Risk managers use simple principles like the “four T’s” (transferring, tolerating, treating, and terminating risk), root-cause analysis, and functional redundancy in their work. They marshal present knowledge to gain the clearest possible view of the future. Most liberal arts college leaders are unfamiliar with the basics of risk management, but it’s worth investing a little time to learn them. To view something as a risk entails the discipline to consider alternative outcomes, weigh the likelihood of each, and take specific actions that help bring about the outcome desired.


In addition to your academic work, you're also a poet and novelist. How do your varied interests inform one another?

Both fiction and risk management enlist what Henry James called “the imagination of disaster.” Story writers and novelists invent the most interesting trouble our characters can get into—and equip them to handle it. We give them a stake in the story: What do characters fear to lose? What do they stand to gain? What goes according to plan and what goes awry? Will they overcome the forces threatening their future?
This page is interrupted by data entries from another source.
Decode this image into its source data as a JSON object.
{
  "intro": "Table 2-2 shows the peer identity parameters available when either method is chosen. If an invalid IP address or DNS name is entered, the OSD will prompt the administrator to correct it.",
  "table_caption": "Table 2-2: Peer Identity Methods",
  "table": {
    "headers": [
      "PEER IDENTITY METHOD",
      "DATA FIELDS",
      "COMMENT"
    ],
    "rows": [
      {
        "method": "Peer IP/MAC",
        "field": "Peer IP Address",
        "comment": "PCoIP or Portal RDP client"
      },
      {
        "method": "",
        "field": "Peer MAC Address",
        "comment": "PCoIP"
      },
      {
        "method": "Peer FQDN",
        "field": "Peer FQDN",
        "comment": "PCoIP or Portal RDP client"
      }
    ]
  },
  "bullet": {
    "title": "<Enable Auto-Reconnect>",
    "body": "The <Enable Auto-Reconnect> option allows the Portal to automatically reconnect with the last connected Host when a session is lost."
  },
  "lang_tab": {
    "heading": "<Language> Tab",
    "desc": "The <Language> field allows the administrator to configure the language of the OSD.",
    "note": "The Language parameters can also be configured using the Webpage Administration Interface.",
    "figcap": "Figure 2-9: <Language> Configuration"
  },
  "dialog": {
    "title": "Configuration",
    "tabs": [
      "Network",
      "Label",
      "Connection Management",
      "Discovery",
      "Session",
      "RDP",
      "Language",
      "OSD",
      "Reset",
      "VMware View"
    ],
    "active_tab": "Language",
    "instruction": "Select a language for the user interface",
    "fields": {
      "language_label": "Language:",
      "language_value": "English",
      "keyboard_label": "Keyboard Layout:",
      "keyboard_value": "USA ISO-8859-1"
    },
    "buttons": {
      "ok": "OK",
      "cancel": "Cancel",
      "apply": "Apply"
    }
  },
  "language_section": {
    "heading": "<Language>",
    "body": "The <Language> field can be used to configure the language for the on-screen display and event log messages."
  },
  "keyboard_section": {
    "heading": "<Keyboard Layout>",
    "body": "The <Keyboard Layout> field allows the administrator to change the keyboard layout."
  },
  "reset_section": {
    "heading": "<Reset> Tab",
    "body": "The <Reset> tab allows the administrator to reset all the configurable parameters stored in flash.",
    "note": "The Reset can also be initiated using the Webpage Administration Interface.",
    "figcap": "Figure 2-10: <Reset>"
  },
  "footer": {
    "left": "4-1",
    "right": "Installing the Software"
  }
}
Risk managers, too, tell stories. They spin out scenarios asking “what if?” and envision everything that might happen: what can go wrong, what matters most, what simply has to go right? Then they plot active steps to mitigate the outcome.

Coming back to teach the craft of fiction, I see risk as a promising concept to replace the old saw about developing a conflict (“man versus man, man versus society, man versus himself”). Conflict is ok, but “risk” captures both vulnerability and ambition. A fictional character can live at the mercy of certain risks, or can intentionally risk something important to gain a reward.


How did Swarthmore help shape your career and perspective?

My Swarthmore professors inspired me to pursue an academic career. The tutorial I’m currently teaching, “Old English Reimagined,” uses Craig Williamson’s beautiful translation of the Exeter Book riddles. I could name a long list of Swarthmore faculty members who continue to shape my perspective; I’m still in touch with some of them. Friends met in college, not least my spouse (Paul Tjossem ’81), are among those most important to me. And we’re not the only Swarthmore alumni on the faculty at Grinnell. In classes and conversations, whether about ancient history or current events, so many ideas trace back to conversations held in Parrish, Sharples, or the Crum.